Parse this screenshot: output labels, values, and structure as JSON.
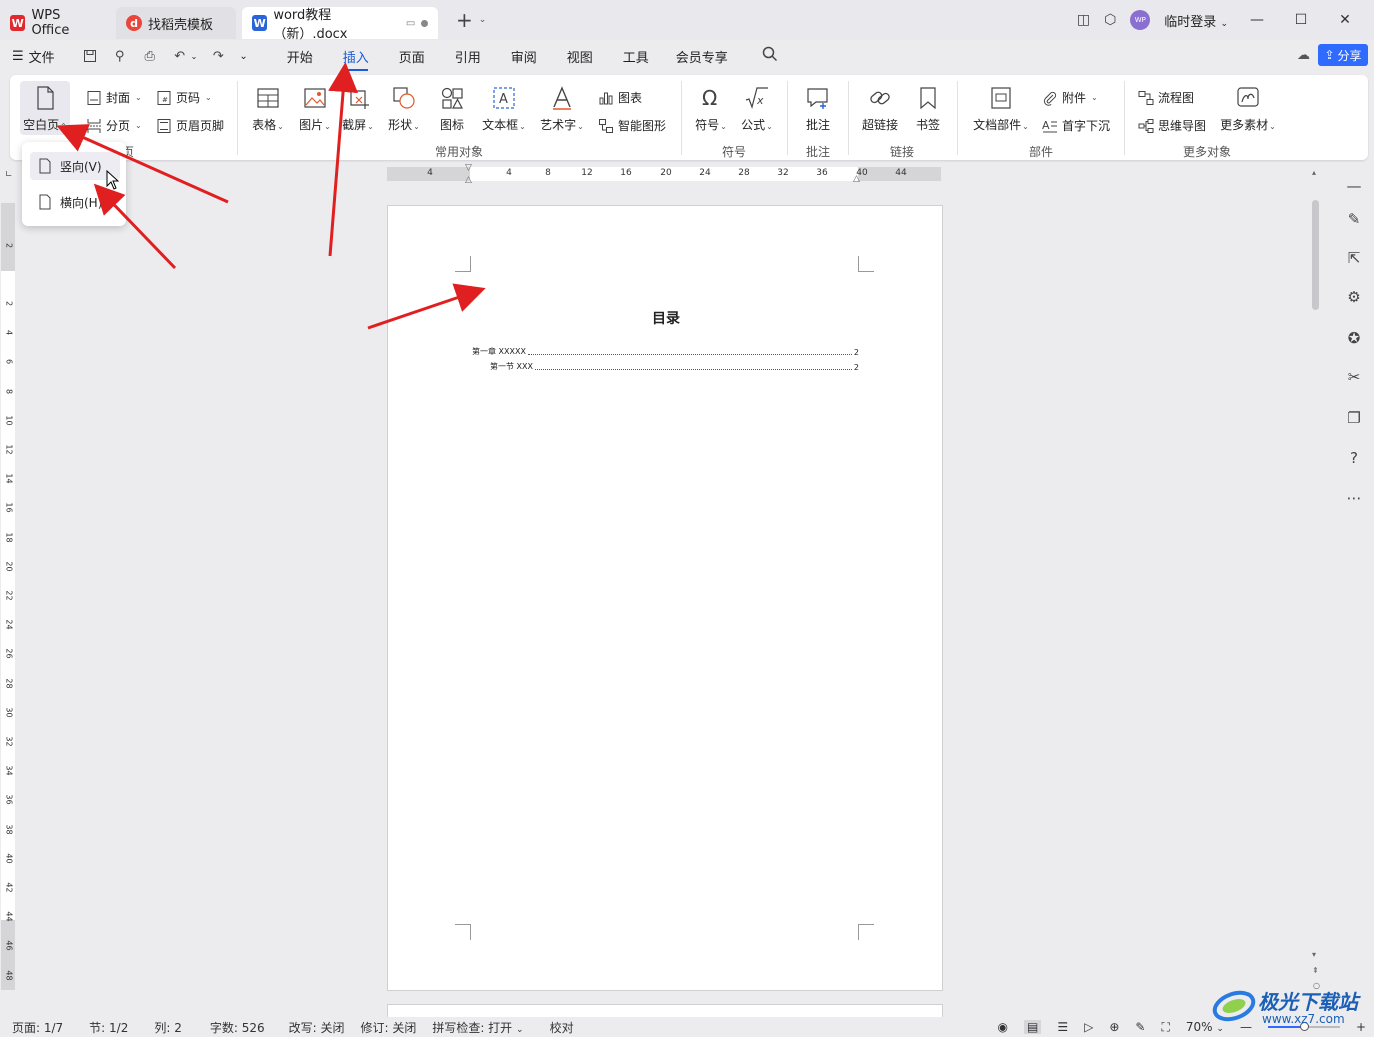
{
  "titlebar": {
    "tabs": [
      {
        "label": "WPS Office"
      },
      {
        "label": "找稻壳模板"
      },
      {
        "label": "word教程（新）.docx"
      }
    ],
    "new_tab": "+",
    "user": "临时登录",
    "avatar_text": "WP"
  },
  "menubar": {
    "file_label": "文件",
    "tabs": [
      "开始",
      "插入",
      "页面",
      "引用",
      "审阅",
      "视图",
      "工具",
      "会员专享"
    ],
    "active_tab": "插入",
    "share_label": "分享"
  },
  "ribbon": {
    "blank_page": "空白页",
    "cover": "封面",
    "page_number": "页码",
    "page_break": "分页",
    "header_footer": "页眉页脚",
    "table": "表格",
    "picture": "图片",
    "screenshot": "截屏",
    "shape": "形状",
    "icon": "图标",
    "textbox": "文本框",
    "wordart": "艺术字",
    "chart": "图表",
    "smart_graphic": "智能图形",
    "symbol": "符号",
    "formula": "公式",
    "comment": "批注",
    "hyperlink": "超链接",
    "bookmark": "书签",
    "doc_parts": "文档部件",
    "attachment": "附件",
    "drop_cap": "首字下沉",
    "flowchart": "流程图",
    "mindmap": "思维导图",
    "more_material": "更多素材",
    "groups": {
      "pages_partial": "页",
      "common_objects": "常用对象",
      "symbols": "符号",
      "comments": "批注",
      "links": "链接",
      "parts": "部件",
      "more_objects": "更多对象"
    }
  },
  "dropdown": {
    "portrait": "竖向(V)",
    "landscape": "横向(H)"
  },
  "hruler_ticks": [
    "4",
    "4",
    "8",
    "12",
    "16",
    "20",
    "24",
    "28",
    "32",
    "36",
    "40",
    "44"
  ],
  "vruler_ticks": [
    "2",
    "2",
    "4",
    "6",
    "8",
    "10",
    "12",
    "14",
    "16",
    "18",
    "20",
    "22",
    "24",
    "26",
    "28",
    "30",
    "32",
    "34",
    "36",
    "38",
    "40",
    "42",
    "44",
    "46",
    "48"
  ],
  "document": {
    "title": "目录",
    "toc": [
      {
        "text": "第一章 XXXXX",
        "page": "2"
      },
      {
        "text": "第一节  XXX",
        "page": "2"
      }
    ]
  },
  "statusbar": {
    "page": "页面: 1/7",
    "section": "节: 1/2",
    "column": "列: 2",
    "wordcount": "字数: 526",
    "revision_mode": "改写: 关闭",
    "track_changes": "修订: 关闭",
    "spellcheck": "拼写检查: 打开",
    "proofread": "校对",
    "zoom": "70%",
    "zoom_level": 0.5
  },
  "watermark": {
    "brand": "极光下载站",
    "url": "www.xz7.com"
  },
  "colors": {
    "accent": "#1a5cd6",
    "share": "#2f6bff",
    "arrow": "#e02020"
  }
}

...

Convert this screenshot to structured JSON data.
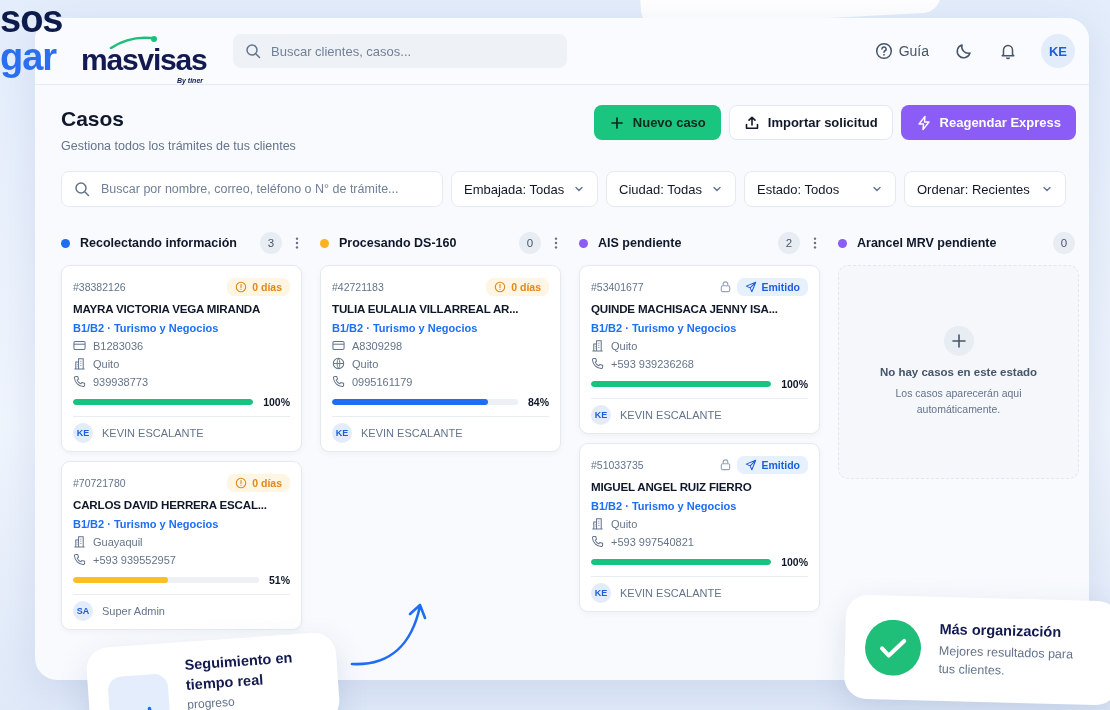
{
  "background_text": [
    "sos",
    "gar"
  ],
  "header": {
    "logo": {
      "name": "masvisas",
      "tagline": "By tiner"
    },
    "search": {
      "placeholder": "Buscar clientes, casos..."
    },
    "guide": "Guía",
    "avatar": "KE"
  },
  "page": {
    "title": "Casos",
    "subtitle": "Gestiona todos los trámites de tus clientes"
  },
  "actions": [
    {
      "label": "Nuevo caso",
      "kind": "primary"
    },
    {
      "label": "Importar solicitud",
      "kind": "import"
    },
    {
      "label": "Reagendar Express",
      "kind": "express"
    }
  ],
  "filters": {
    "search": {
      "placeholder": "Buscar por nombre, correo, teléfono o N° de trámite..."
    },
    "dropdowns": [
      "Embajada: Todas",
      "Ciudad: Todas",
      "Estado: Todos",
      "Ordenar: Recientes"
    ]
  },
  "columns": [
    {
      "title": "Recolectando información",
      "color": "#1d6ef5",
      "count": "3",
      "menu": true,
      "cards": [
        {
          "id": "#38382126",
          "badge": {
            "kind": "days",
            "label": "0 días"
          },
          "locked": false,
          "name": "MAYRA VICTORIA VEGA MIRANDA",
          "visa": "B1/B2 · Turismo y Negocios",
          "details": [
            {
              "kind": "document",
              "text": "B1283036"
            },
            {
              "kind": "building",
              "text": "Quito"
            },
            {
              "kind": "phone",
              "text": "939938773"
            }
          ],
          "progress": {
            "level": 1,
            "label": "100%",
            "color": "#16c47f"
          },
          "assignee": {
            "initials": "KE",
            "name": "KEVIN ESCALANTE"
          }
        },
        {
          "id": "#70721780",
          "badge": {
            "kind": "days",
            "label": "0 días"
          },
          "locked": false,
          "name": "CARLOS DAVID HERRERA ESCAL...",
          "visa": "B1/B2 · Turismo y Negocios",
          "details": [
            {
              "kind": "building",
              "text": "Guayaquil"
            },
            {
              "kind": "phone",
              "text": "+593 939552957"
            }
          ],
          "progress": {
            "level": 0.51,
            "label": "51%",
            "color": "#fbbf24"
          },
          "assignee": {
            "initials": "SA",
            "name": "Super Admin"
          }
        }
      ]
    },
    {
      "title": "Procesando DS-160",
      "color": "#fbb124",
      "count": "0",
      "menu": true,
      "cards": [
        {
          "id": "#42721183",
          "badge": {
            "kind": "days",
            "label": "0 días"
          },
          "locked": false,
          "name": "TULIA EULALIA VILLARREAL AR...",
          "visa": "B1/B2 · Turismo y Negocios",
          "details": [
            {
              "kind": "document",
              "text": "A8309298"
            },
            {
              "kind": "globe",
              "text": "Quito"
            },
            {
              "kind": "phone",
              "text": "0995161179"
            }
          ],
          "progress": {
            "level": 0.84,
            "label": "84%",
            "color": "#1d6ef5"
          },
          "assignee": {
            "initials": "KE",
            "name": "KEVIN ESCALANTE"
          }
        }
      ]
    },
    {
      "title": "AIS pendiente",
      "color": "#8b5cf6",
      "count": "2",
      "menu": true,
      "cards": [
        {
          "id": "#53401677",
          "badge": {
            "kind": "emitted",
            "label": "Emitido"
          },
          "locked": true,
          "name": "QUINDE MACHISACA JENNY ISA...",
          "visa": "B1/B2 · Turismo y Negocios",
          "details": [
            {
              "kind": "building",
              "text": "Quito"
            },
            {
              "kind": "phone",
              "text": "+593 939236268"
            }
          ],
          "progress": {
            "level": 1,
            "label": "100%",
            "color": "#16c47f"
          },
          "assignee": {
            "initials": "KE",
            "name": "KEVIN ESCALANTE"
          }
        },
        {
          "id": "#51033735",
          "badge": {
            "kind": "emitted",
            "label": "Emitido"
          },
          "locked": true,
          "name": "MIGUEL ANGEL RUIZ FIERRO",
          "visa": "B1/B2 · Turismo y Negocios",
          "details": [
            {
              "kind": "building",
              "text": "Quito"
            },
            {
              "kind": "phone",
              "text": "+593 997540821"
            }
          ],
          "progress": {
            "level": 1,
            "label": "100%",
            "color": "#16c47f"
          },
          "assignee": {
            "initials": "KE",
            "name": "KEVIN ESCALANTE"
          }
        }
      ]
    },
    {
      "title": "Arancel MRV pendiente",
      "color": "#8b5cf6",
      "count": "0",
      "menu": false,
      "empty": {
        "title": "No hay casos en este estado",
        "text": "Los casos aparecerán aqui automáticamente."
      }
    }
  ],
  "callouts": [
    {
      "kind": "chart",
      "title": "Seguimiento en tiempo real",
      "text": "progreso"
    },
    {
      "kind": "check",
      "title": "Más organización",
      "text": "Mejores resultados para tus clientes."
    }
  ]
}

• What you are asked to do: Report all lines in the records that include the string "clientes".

• Task solution:
      "placeholder": "Buscar clientes, casos..."
    "subtitle": "Gestiona todos los trámites de tus clientes"
      "text": "Mejores resultados para tus clientes."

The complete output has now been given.